Planning can eliminate the out of pocket cost altogether if the families choose so. The Extreme Organization prides ourselves on providing the roadmap for families so they have the choice and opportunity to decide the best option –  to participate in fundraising their fees or just pay, and to be able to look ahead so they understand when time commitment and financial commitment will increase. The roadmap & fundraising efforts continue to represent Tom in the Extreme – that no kid gets turned away because of family financial hardships.

Youth Sports and the Stress Families Feel

The discussion around youth sports continues to heat up. Our society is STRESSED and our youth sports culture is no different. Much of the stress comes from youth sports not being transparent.  Where is the plan? What are we doing this year, and the next? Coaches are not intending to withhold that information, the honesty is most don’t know how to look that far out in advance and plan everything it takes to develop their team and the costs that go along with that. The Extreme Way was created to effectively and openly communicate to the parents upfront what this year would look like for their kid and what each year after that would look like as they grow and mature in sports. By creating a roadmap the Extreme Way helps coaches navigate the progress of their team year in and year out making transparency a top priority for the parents.

Parent benefits:

  • Allow parents to see when the increased commitments around time and finances will occur so they are prepared for it.
  • Eliminates reactionary responses, last minute decisions, and lowers stress.
  • Eliminates Parent Peer Pressure – that need to say yes to everything until you have to say no to even a small thing. No more worry of your child being left out or their development not being the caliber of other kids on the team.
  • Less financial worries
  • Transparency around your kid and their path through youth sports

Kid benefits:

  • Calendar of events that supports the kids to plan and participate in multi-sports activities
  • Diversification by being active in other school functions and activities
  • Fight against burnout in sports with age appropriate commitments that increase as the get older.
  • Playing for coaches who have a plan and who can focus on a deeper relationship with your kid and supporting their youth sports experience.
  • Sports Injury prevention by having professionals oversee their development in key areas of the game.

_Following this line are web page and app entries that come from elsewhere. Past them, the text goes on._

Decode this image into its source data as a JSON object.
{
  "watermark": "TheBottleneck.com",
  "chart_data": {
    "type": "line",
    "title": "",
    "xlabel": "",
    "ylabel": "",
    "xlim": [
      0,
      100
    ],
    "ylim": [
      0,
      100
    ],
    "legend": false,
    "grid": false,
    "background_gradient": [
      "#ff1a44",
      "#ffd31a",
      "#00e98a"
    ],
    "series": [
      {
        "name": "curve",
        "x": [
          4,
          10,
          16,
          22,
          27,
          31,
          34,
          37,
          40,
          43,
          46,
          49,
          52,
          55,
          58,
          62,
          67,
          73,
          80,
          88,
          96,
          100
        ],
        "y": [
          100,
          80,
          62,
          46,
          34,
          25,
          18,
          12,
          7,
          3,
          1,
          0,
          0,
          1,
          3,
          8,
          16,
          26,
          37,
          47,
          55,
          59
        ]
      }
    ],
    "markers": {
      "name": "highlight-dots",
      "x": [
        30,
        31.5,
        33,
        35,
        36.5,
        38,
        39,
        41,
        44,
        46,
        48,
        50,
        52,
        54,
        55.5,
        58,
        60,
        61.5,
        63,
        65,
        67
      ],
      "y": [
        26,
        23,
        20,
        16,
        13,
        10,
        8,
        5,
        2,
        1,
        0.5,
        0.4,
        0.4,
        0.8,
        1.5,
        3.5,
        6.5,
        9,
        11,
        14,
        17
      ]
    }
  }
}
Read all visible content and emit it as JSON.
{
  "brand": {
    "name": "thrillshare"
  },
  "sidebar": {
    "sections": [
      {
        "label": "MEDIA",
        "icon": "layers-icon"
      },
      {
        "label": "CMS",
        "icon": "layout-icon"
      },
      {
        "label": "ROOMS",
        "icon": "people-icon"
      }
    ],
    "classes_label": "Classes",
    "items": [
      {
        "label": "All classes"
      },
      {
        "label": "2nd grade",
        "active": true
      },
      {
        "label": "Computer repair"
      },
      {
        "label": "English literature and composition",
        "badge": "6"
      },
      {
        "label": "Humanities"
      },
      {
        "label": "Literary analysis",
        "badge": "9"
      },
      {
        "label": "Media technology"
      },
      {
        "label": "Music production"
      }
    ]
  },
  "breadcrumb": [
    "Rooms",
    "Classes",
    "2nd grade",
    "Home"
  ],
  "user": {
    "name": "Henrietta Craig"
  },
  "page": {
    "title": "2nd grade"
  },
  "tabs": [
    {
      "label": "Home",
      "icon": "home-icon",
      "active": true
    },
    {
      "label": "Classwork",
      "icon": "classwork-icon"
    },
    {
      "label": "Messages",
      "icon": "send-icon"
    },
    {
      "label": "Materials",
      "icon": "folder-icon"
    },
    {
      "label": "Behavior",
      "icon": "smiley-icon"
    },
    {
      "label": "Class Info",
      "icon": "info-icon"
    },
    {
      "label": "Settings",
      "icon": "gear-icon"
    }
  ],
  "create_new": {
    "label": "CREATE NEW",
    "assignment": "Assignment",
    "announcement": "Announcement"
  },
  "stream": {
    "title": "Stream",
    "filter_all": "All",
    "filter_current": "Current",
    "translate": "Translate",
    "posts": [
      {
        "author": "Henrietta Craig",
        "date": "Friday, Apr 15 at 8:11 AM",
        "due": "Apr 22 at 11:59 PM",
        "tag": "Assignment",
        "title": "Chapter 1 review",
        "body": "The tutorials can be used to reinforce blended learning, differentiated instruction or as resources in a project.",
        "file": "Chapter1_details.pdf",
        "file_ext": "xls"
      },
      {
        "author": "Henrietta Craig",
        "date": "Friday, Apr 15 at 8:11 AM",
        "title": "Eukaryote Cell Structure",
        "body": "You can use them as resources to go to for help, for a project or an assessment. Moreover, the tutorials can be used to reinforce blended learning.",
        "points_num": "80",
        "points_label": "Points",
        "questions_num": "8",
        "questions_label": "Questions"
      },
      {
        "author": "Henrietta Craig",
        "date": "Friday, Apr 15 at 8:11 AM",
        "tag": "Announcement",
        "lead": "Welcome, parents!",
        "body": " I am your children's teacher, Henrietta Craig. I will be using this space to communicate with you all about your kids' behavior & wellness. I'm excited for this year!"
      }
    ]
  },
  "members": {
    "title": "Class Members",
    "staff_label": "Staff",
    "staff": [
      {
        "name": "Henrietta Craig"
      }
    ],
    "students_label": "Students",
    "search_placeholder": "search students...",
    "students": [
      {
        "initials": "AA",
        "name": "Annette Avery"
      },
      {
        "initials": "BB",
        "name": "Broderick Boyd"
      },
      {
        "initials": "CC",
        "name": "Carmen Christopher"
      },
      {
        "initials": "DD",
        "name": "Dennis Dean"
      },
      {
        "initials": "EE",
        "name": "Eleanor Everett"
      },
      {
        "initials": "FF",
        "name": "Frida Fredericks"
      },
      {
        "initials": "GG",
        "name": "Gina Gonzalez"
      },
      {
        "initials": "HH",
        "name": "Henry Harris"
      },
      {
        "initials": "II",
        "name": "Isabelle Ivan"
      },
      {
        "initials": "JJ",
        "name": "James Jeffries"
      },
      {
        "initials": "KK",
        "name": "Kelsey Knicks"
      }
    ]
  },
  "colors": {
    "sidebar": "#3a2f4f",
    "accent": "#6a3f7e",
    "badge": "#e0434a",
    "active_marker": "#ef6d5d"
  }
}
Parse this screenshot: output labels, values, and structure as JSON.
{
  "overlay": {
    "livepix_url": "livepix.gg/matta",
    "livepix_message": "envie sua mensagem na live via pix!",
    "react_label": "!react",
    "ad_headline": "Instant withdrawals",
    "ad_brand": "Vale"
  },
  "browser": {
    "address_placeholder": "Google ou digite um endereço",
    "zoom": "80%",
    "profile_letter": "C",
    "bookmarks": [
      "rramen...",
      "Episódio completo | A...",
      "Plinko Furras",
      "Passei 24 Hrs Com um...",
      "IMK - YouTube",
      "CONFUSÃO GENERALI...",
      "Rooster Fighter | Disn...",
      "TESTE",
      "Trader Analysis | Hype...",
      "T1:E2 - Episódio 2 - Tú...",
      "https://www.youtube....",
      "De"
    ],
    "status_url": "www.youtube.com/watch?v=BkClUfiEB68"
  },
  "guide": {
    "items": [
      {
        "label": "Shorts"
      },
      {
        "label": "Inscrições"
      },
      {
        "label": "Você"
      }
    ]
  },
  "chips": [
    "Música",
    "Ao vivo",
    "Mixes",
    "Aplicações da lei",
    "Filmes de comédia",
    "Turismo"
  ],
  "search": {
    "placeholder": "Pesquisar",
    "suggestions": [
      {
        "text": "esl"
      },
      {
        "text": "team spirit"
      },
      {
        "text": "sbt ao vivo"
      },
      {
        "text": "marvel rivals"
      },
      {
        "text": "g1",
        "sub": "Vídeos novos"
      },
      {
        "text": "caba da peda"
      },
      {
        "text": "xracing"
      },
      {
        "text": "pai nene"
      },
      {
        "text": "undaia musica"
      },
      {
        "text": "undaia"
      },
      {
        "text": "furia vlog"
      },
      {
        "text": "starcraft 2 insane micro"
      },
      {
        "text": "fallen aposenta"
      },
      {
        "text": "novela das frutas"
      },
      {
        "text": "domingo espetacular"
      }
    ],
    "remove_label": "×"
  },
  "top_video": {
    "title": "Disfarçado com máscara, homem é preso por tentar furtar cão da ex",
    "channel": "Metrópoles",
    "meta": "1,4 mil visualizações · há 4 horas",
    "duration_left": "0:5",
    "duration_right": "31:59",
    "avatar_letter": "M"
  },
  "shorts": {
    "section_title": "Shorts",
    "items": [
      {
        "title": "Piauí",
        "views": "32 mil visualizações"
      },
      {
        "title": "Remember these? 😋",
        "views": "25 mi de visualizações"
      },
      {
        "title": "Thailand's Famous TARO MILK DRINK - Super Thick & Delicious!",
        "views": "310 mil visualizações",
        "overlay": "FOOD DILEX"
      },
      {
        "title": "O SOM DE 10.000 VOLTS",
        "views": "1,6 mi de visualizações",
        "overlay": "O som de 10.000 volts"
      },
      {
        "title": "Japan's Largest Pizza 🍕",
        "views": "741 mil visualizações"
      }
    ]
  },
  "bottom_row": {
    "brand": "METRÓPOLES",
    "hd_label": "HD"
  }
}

Transparency solves many problems for a team. The Extreme Way is our commitment to the families that your kids development is being considered from all angles. We will not operate a week at a time, we know what a great 3D athlete looks like at the end of their youth sports experience and we are committed to helping our coaches put in a progression that gives each kid a chance to develop and fall in love with the game.